As with VLSI processes, one can expect that, in the various display industries, there will be a growing concern with the environmentally benign disposal of wet etchant wastes. Gaseous processes, such as plasma etching, generally result in fewer waste disposal problems and effluent volumes than, say, wet etching. Accordingly, although the required breakthroughs are challenging, so are the opportunities for large-area, low-cost plasma processes.

There are more similarities than differences among the technology requirements for VLSI and silicon-active matrix LCDs, although VLSI geometries are almost an order of magnitude smaller. Thus, as an example, anisotropic plasma etching is required to maintain critical dimensions in small etching geometries for VLSI, whereas in displays, anisotropic etching is required to maintain process tolerance over larger areas with minimum dimensions. Overetching in depth can be tolerated, whereas lateral etch nonuniformities cannot.

A second example can be drawn from the need for faster processing. Single wafer processing in VLSI needs faster process rates to achieve competitive economics. Displays also need faster process rates because display areas are large, yet their marketable costs per unit area are low. Other problems encountered in VLSI fabrication will also become important in dry processing of displays: cleaning of substrates, control of particulates, and charge-induced damage in the etching process.

To have an impact in display applications, NRL needs to proactively form teaming relationships and cooperative joint R&D programs and sponsor programs with display producers and would-be producers, researchers, and infrastructure suppliers. Specific contacts should be made with the MCC FED Consortium, the newly formed U.S. Display Consortium (USDC), and the North American Flat Panel Division of SEMI, as well as key U.S. display manufacturers. The corporate members of the USDC would be a good start: AT&T, Electro-Plasma, Magnascreen, Optical Imaging Systems, Photonics Imaging, Planar Systems, Plasmaco, Standish Industries, Tektronix, and Xerox, plus Micron Display, Sarnoff, SI Diamond Technology, MRS, Applied Materials, and so on. NRL expertise in FEDs is an internal resource that could be leveraged to acquire visibility in the display community.

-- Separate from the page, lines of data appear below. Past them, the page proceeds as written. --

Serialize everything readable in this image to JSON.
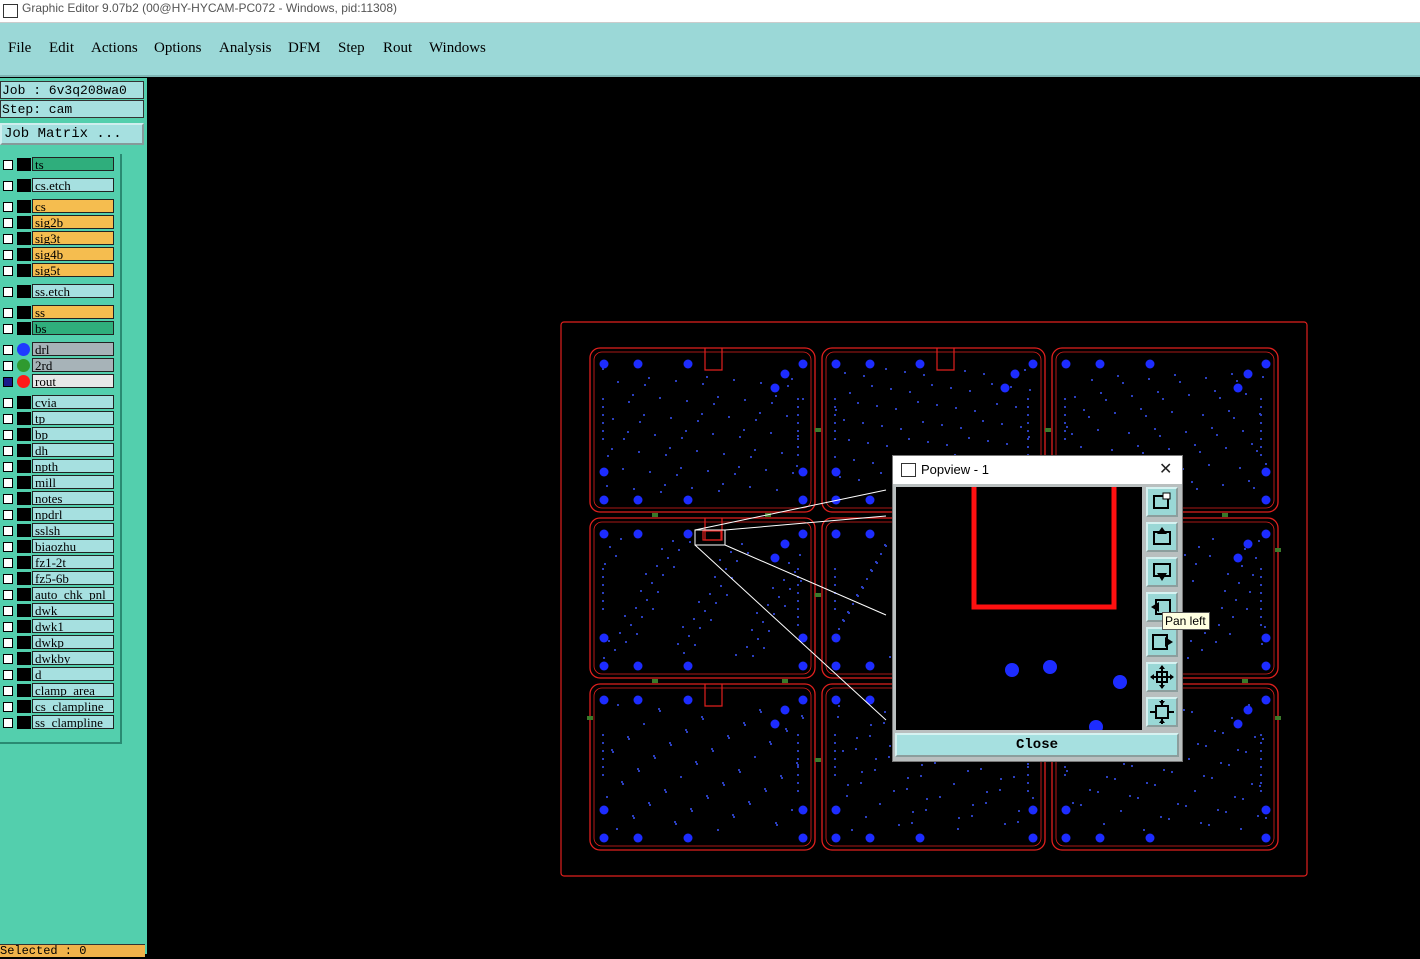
{
  "window": {
    "title": "Graphic Editor 9.07b2 (00@HY-HYCAM-PC072 - Windows, pid:11308)"
  },
  "menu": {
    "file": "File",
    "edit": "Edit",
    "actions": "Actions",
    "options": "Options",
    "analysis": "Analysis",
    "dfm": "DFM",
    "step": "Step",
    "rout": "Rout",
    "windows": "Windows"
  },
  "job": {
    "job_label": "Job : 6v3q208wa0",
    "step_label": "Step: cam",
    "matrix_button": "Job Matrix ..."
  },
  "layers": [
    {
      "name": "ts",
      "color": "#2fae7c",
      "mark": "black",
      "checked": false
    },
    {
      "name": "cs.etch",
      "color": "#a6e0e0",
      "mark": "black",
      "checked": false
    },
    {
      "name": "cs",
      "color": "#f5bd4f",
      "mark": "black",
      "checked": false
    },
    {
      "name": "sig2b",
      "color": "#f5bd4f",
      "mark": "black",
      "checked": false
    },
    {
      "name": "sig3t",
      "color": "#f5bd4f",
      "mark": "black",
      "checked": false
    },
    {
      "name": "sig4b",
      "color": "#f5bd4f",
      "mark": "black",
      "checked": false
    },
    {
      "name": "sig5t",
      "color": "#f5bd4f",
      "mark": "black",
      "checked": false
    },
    {
      "name": "ss.etch",
      "color": "#a6e0e0",
      "mark": "black",
      "checked": false
    },
    {
      "name": "ss",
      "color": "#f5bd4f",
      "mark": "black",
      "checked": false
    },
    {
      "name": "bs",
      "color": "#2fae7c",
      "mark": "black",
      "checked": false
    },
    {
      "name": "drl",
      "color": "#a7b3b8",
      "mark": "#1f3bff",
      "checked": false
    },
    {
      "name": "2rd",
      "color": "#a7b3b8",
      "mark": "#2f9a2f",
      "checked": false
    },
    {
      "name": "rout",
      "color": "#e8e8e8",
      "mark": "#ff1a1a",
      "checked": true
    },
    {
      "name": "cvia",
      "color": "#a6e0e0",
      "mark": "black",
      "checked": false
    },
    {
      "name": "tp",
      "color": "#a6e0e0",
      "mark": "black",
      "checked": false
    },
    {
      "name": "bp",
      "color": "#a6e0e0",
      "mark": "black",
      "checked": false
    },
    {
      "name": "dh",
      "color": "#a6e0e0",
      "mark": "black",
      "checked": false
    },
    {
      "name": "npth",
      "color": "#a6e0e0",
      "mark": "black",
      "checked": false
    },
    {
      "name": "mill",
      "color": "#a6e0e0",
      "mark": "black",
      "checked": false
    },
    {
      "name": "notes",
      "color": "#a6e0e0",
      "mark": "black",
      "checked": false
    },
    {
      "name": "npdrl",
      "color": "#a6e0e0",
      "mark": "black",
      "checked": false
    },
    {
      "name": "sslsh",
      "color": "#a6e0e0",
      "mark": "black",
      "checked": false
    },
    {
      "name": "biaozhu",
      "color": "#a6e0e0",
      "mark": "black",
      "checked": false
    },
    {
      "name": "fz1-2t",
      "color": "#a6e0e0",
      "mark": "black",
      "checked": false
    },
    {
      "name": "fz5-6b",
      "color": "#a6e0e0",
      "mark": "black",
      "checked": false
    },
    {
      "name": "auto_chk_pnl",
      "color": "#a6e0e0",
      "mark": "black",
      "checked": false
    },
    {
      "name": "dwk",
      "color": "#a6e0e0",
      "mark": "black",
      "checked": false
    },
    {
      "name": "dwk1",
      "color": "#a6e0e0",
      "mark": "black",
      "checked": false
    },
    {
      "name": "dwkp",
      "color": "#a6e0e0",
      "mark": "black",
      "checked": false
    },
    {
      "name": "dwkby",
      "color": "#a6e0e0",
      "mark": "black",
      "checked": false
    },
    {
      "name": "d",
      "color": "#a6e0e0",
      "mark": "black",
      "checked": false
    },
    {
      "name": "clamp_area",
      "color": "#a6e0e0",
      "mark": "black",
      "checked": false
    },
    {
      "name": "cs_clampline",
      "color": "#a6e0e0",
      "mark": "black",
      "checked": false
    },
    {
      "name": "ss_clampline",
      "color": "#a6e0e0",
      "mark": "black",
      "checked": false
    }
  ],
  "status": {
    "selected": "Selected : 0"
  },
  "popview": {
    "title": "Popview - 1",
    "close_label": "Close",
    "buttons": [
      "zoom-fit-icon",
      "pan-up-icon",
      "pan-down-icon",
      "pan-left-icon",
      "pan-right-icon",
      "zoom-out-icon",
      "zoom-in-icon"
    ]
  },
  "tooltip": {
    "text": "Pan left"
  },
  "colors": {
    "outline": "#e0201e",
    "pad": "#1d2cff",
    "trace": "#2b3fbf",
    "menubar": "#9bd8d7",
    "panel": "#53cfad"
  }
}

The National Academies | 500 Fifth St. N.W. | Washington, D.C. 20001
Copyright © National Academy of Sciences. All rights reserved.
Terms of Use and Privacy Statement